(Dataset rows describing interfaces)

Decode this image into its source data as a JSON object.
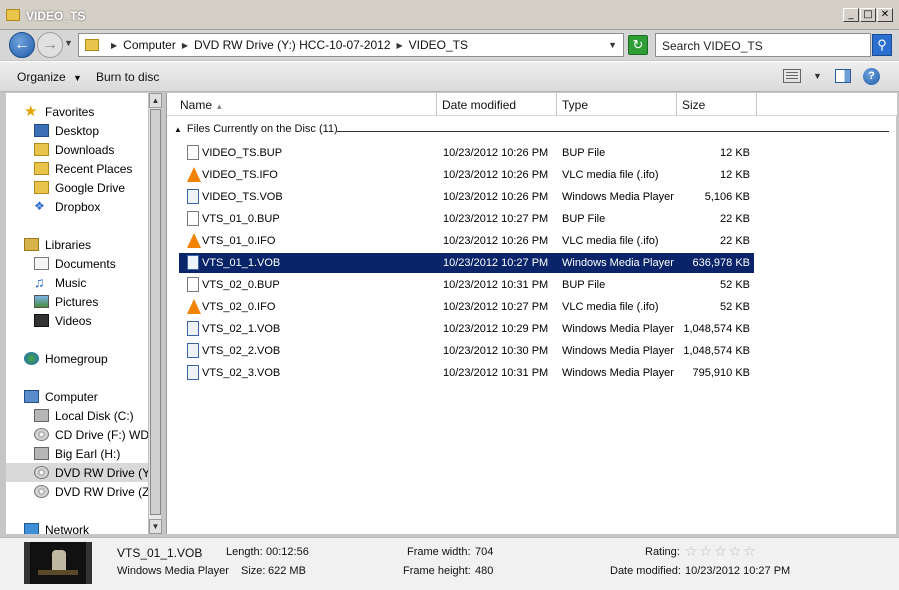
{
  "window": {
    "title": "VIDEO_TS",
    "minimize": "_",
    "maximize": "□",
    "close": "✕"
  },
  "address": {
    "crumbs": [
      "Computer",
      "DVD RW Drive (Y:) HCC-10-07-2012",
      "VIDEO_TS"
    ],
    "search_placeholder": "Search VIDEO_TS"
  },
  "toolbar": {
    "organize": "Organize",
    "burn": "Burn to disc"
  },
  "navpane": {
    "favorites": {
      "label": "Favorites",
      "items": [
        "Desktop",
        "Downloads",
        "Recent Places",
        "Google Drive",
        "Dropbox"
      ]
    },
    "libraries": {
      "label": "Libraries",
      "items": [
        "Documents",
        "Music",
        "Pictures",
        "Videos"
      ]
    },
    "homegroup": "Homegroup",
    "computer": {
      "label": "Computer",
      "items": [
        "Local Disk (C:)",
        "CD Drive (F:) WD SmartWare",
        "Big Earl (H:)",
        "DVD RW Drive (Y:)",
        "DVD RW Drive (Z:)"
      ]
    },
    "network": "Network"
  },
  "columns": {
    "name": "Name",
    "date": "Date modified",
    "type": "Type",
    "size": "Size"
  },
  "group_header": "Files Currently on the Disc (11)",
  "files": [
    {
      "name": "VIDEO_TS.BUP",
      "date": "10/23/2012 10:26 PM",
      "type": "BUP File",
      "size": "12 KB",
      "icon": "bup-file-icon"
    },
    {
      "name": "VIDEO_TS.IFO",
      "date": "10/23/2012 10:26 PM",
      "type": "VLC media file (.ifo)",
      "size": "12 KB",
      "icon": "vlc-cone-icon"
    },
    {
      "name": "VIDEO_TS.VOB",
      "date": "10/23/2012 10:26 PM",
      "type": "Windows Media Player",
      "size": "5,106 KB",
      "icon": "media-file-icon"
    },
    {
      "name": "VTS_01_0.BUP",
      "date": "10/23/2012 10:27 PM",
      "type": "BUP File",
      "size": "22 KB",
      "icon": "bup-file-icon"
    },
    {
      "name": "VTS_01_0.IFO",
      "date": "10/23/2012 10:26 PM",
      "type": "VLC media file (.ifo)",
      "size": "22 KB",
      "icon": "vlc-cone-icon"
    },
    {
      "name": "VTS_01_1.VOB",
      "date": "10/23/2012 10:27 PM",
      "type": "Windows Media Player",
      "size": "636,978 KB",
      "icon": "media-file-icon"
    },
    {
      "name": "VTS_02_0.BUP",
      "date": "10/23/2012 10:31 PM",
      "type": "BUP File",
      "size": "52 KB",
      "icon": "bup-file-icon"
    },
    {
      "name": "VTS_02_0.IFO",
      "date": "10/23/2012 10:27 PM",
      "type": "VLC media file (.ifo)",
      "size": "52 KB",
      "icon": "vlc-cone-icon"
    },
    {
      "name": "VTS_02_1.VOB",
      "date": "10/23/2012 10:29 PM",
      "type": "Windows Media Player",
      "size": "1,048,574 KB",
      "icon": "media-file-icon"
    },
    {
      "name": "VTS_02_2.VOB",
      "date": "10/23/2012 10:30 PM",
      "type": "Windows Media Player",
      "size": "1,048,574 KB",
      "icon": "media-file-icon"
    },
    {
      "name": "VTS_02_3.VOB",
      "date": "10/23/2012 10:31 PM",
      "type": "Windows Media Player",
      "size": "795,910 KB",
      "icon": "media-file-icon"
    }
  ],
  "selected_index": 5,
  "details": {
    "name": "VTS_01_1.VOB",
    "type": "Windows Media Player",
    "length_label": "Length:",
    "length": "00:12:56",
    "size_label": "Size:",
    "size": "622 MB",
    "frame_width_label": "Frame width:",
    "frame_width": "704",
    "frame_height_label": "Frame height:",
    "frame_height": "480",
    "rating_label": "Rating:",
    "rating_stars": "☆☆☆☆☆",
    "date_label": "Date modified:",
    "date": "10/23/2012 10:27 PM"
  },
  "colors": {
    "selection": "#0a246a",
    "accent": "#1f5da8"
  }
}
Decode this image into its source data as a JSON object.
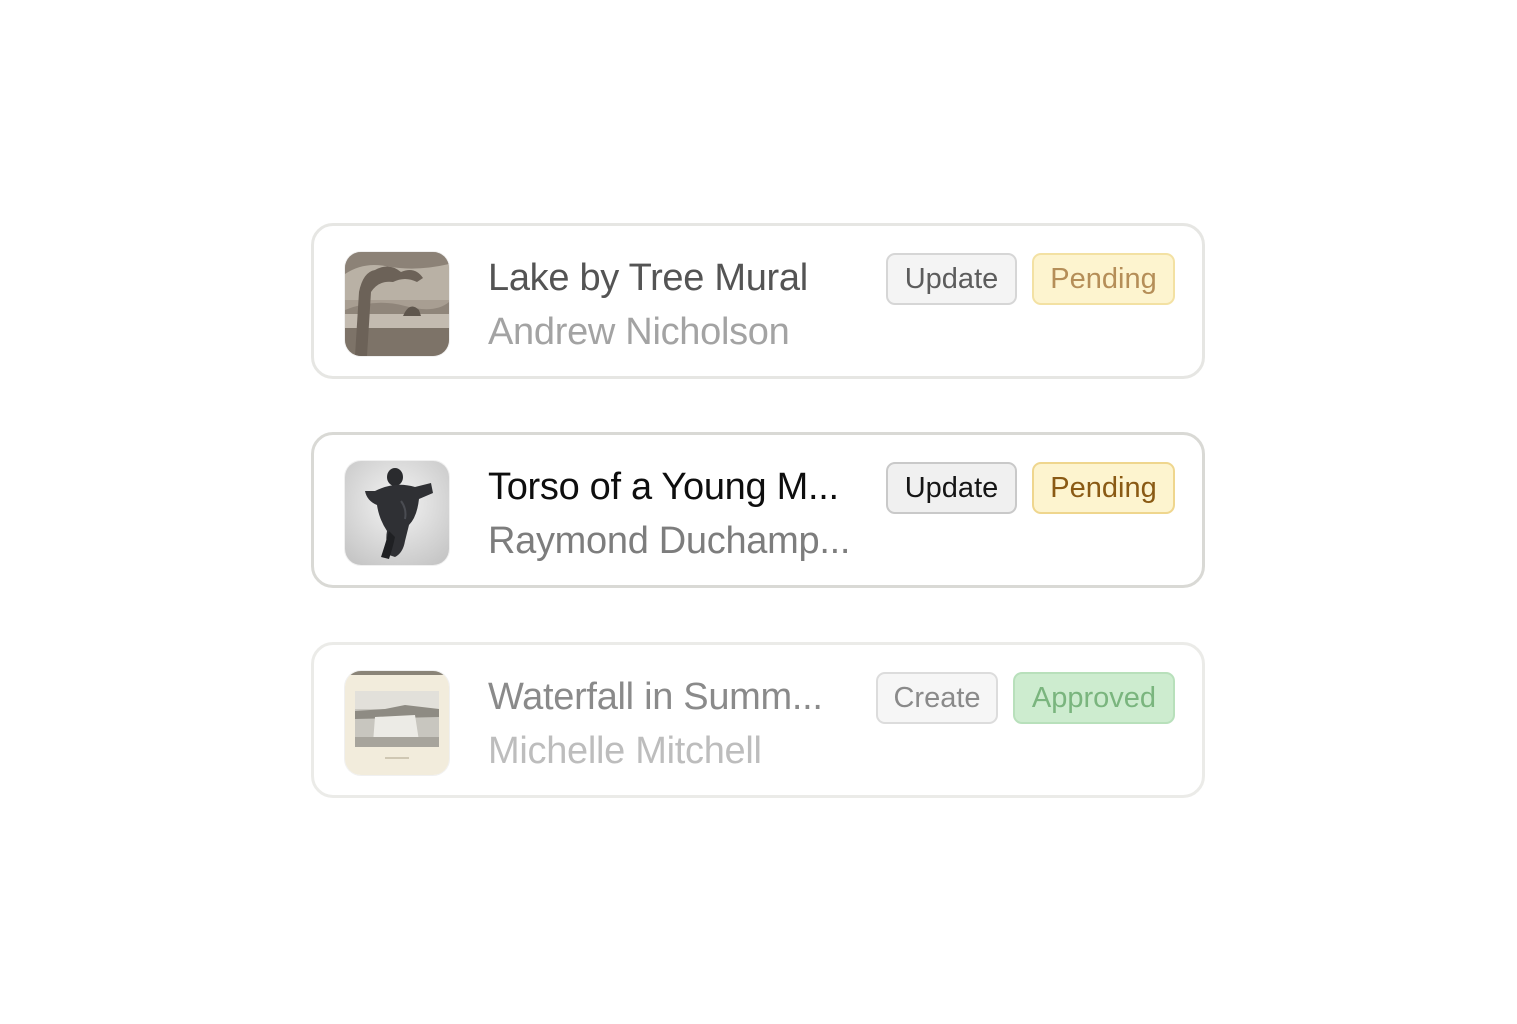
{
  "items": [
    {
      "title": "Lake by Tree Mural",
      "artist": "Andrew Nicholson",
      "action": "Update",
      "status": "Pending",
      "thumbnail": "sepia landscape photograph of a lake framed by a tree"
    },
    {
      "title": "Torso of a Young M...",
      "artist": "Raymond Duchamp...",
      "action": "Update",
      "status": "Pending",
      "thumbnail": "dark bronze sculpture of a male torso"
    },
    {
      "title": "Waterfall in Summ...",
      "artist": "Michelle Mitchell",
      "action": "Create",
      "status": "Approved",
      "thumbnail": "mounted photograph of a waterfall"
    }
  ],
  "colors": {
    "pending_bg": "#fdf4cf",
    "pending_text": "#8a5a14",
    "approved_bg": "#cdeccf",
    "approved_text": "#7ab57e",
    "card_border": "#e6e6e3"
  }
}
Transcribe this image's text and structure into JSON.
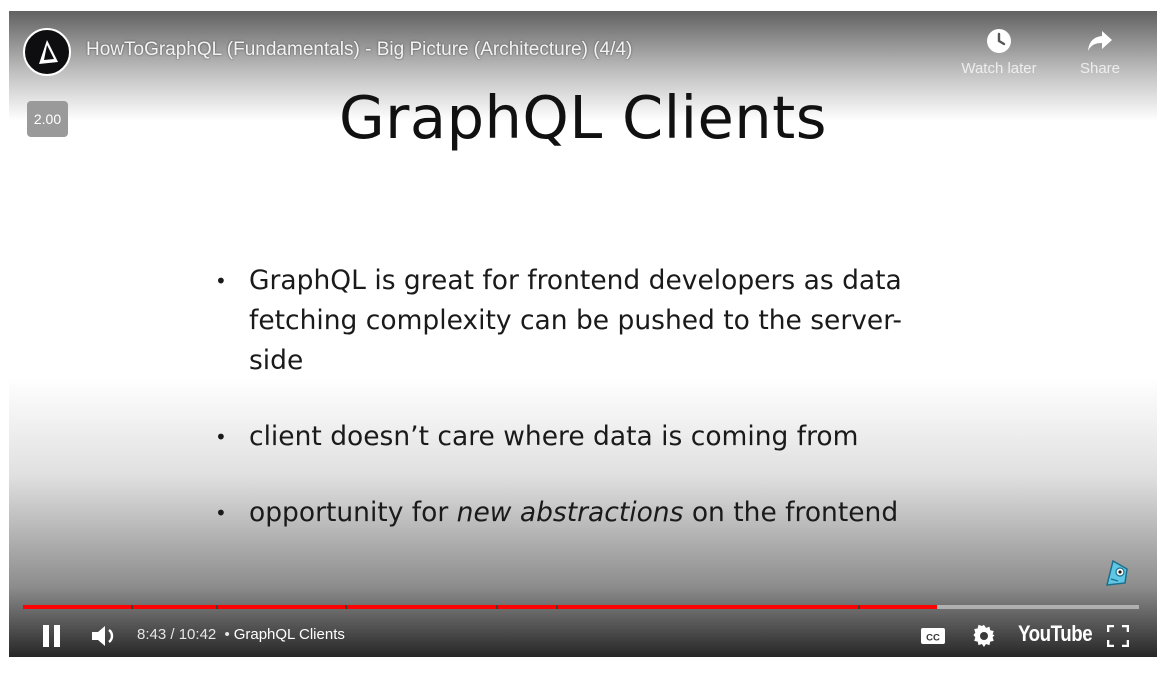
{
  "video": {
    "title": "HowToGraphQL (Fundamentals) - Big Picture (Architecture) (4/4)",
    "playback_speed": "2.00"
  },
  "top_actions": {
    "watch_later": {
      "label": "Watch later",
      "icon": "clock-icon"
    },
    "share": {
      "label": "Share",
      "icon": "share-arrow-icon"
    }
  },
  "slide": {
    "title": "GraphQL Clients",
    "bullets": [
      {
        "lines": [
          "GraphQL is great for frontend developers as data",
          "fetching complexity can be pushed to the server-",
          "side"
        ]
      },
      {
        "text": "client doesn’t care where data is coming from"
      },
      {
        "before": "opportunity for ",
        "emphasis": "new abstractions",
        "after": " on the frontend"
      }
    ]
  },
  "controls": {
    "current_time": "8:43",
    "duration": "10:42",
    "time_separator": "/",
    "chapter_dot": "•",
    "chapter": "GraphQL Clients",
    "youtube_label": "YouTube",
    "progress_fraction": 0.819,
    "icons": [
      "pause-icon",
      "volume-icon",
      "captions-icon",
      "settings-gear-icon",
      "youtube-logo",
      "fullscreen-icon"
    ]
  },
  "colors": {
    "progress_red": "#ff0000",
    "speed_badge": "#9a9a9a"
  }
}
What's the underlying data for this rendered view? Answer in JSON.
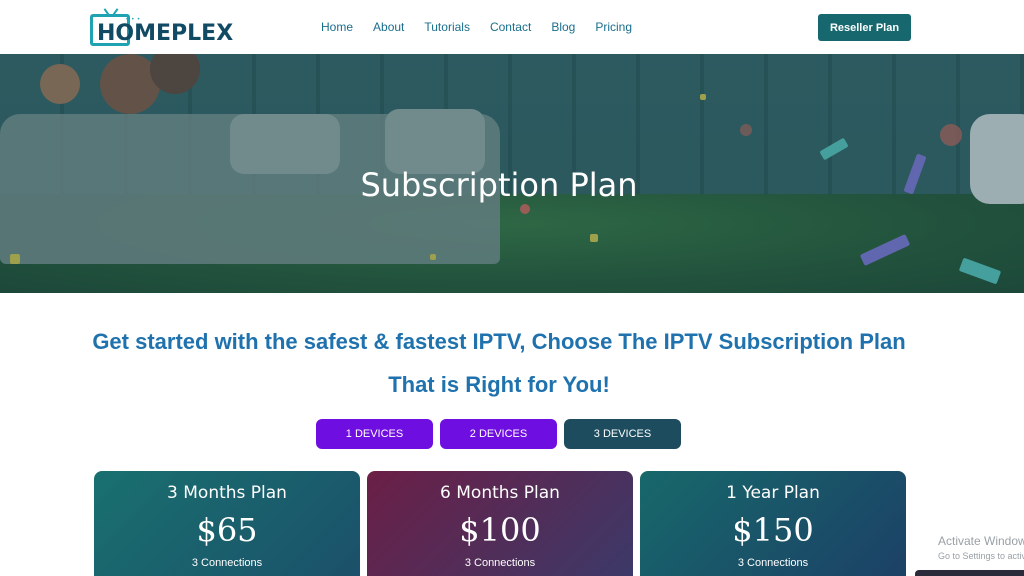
{
  "header": {
    "logo_text": "HOMEPLEX",
    "nav": [
      "Home",
      "About",
      "Tutorials",
      "Contact",
      "Blog",
      "Pricing"
    ],
    "reseller_label": "Reseller Plan"
  },
  "hero": {
    "title": "Subscription Plan"
  },
  "tagline": "Get started with the safest & fastest IPTV, Choose The IPTV Subscription Plan That is Right for You!",
  "device_tabs": [
    "1 DEVICES",
    "2 DEVICES",
    "3 DEVICES"
  ],
  "plans": [
    {
      "name": "3 Months Plan",
      "price": "$65",
      "connections": "3 Connections"
    },
    {
      "name": "6 Months Plan",
      "price": "$100",
      "connections": "3 Connections"
    },
    {
      "name": "1 Year Plan",
      "price": "$150",
      "connections": "3 Connections"
    }
  ],
  "watermark": {
    "title": "Activate Windows",
    "subtitle": "Go to Settings to activate Windows."
  },
  "colors": {
    "accent": "#1f72ad",
    "brand_dark": "#114a63",
    "reseller_button": "#17676f",
    "device_tab_purple": "#6e0ee0",
    "device_tab_dark": "#1d4c5e"
  },
  "icons": [
    "tv-logo-icon"
  ]
}
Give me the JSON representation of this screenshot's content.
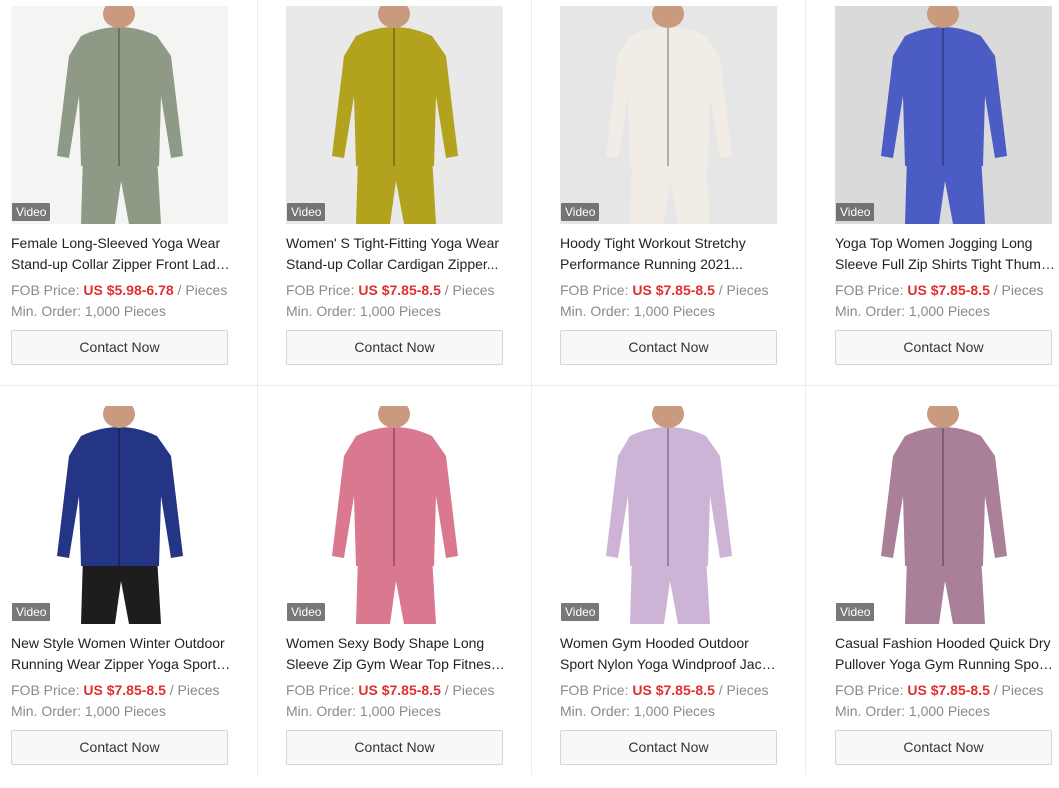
{
  "products": [
    {
      "title_line1": "Female Long-Sleeved Yoga Wear",
      "title_line2": "Stand-up Collar Zipper Front Lady...",
      "fob_label": "FOB Price:",
      "price": "US $5.98-6.78",
      "unit": "/ Pieces",
      "min_order": "Min. Order: 1,000 Pieces",
      "badge": "Video",
      "button": "Contact Now",
      "garment_color": "#8f9a86",
      "bg_color": "#f4f4f2"
    },
    {
      "title_line1": "Women' S Tight-Fitting Yoga Wear",
      "title_line2": "Stand-up Collar Cardigan Zipper...",
      "fob_label": "FOB Price:",
      "price": "US $7.85-8.5",
      "unit": "/ Pieces",
      "min_order": "Min. Order: 1,000 Pieces",
      "badge": "Video",
      "button": "Contact Now",
      "garment_color": "#b3a21e",
      "bg_color": "#e9e9e9"
    },
    {
      "title_line1": "Hoody Tight Workout Stretchy",
      "title_line2": "Performance Running 2021...",
      "fob_label": "FOB Price:",
      "price": "US $7.85-8.5",
      "unit": "/ Pieces",
      "min_order": "Min. Order: 1,000 Pieces",
      "badge": "Video",
      "button": "Contact Now",
      "garment_color": "#f1ede6",
      "bg_color": "#e6e6e6"
    },
    {
      "title_line1": "Yoga Top Women Jogging Long",
      "title_line2": "Sleeve Full Zip Shirts Tight Thumb...",
      "fob_label": "FOB Price:",
      "price": "US $7.85-8.5",
      "unit": "/ Pieces",
      "min_order": "Min. Order: 1,000 Pieces",
      "badge": "Video",
      "button": "Contact Now",
      "garment_color": "#4b5dc4",
      "bg_color": "#dadada"
    },
    {
      "title_line1": "New Style Women Winter Outdoor",
      "title_line2": "Running Wear Zipper Yoga Sports...",
      "fob_label": "FOB Price:",
      "price": "US $7.85-8.5",
      "unit": "/ Pieces",
      "min_order": "Min. Order: 1,000 Pieces",
      "badge": "Video",
      "button": "Contact Now",
      "garment_color": "#243585",
      "bg_color": "#ffffff"
    },
    {
      "title_line1": "Women Sexy Body Shape Long",
      "title_line2": "Sleeve Zip Gym Wear Top Fitness...",
      "fob_label": "FOB Price:",
      "price": "US $7.85-8.5",
      "unit": "/ Pieces",
      "min_order": "Min. Order: 1,000 Pieces",
      "badge": "Video",
      "button": "Contact Now",
      "garment_color": "#d9788e",
      "bg_color": "#ffffff"
    },
    {
      "title_line1": "Women Gym Hooded Outdoor",
      "title_line2": "Sport Nylon Yoga Windproof Jack...",
      "fob_label": "FOB Price:",
      "price": "US $7.85-8.5",
      "unit": "/ Pieces",
      "min_order": "Min. Order: 1,000 Pieces",
      "badge": "Video",
      "button": "Contact Now",
      "garment_color": "#cdb3d6",
      "bg_color": "#ffffff"
    },
    {
      "title_line1": "Casual Fashion Hooded Quick Dry",
      "title_line2": "Pullover Yoga Gym Running Sport...",
      "fob_label": "FOB Price:",
      "price": "US $7.85-8.5",
      "unit": "/ Pieces",
      "min_order": "Min. Order: 1,000 Pieces",
      "badge": "Video",
      "button": "Contact Now",
      "garment_color": "#a98098",
      "bg_color": "#ffffff"
    }
  ]
}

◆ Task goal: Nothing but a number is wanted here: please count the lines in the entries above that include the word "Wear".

◆ Answer for this exercise: 4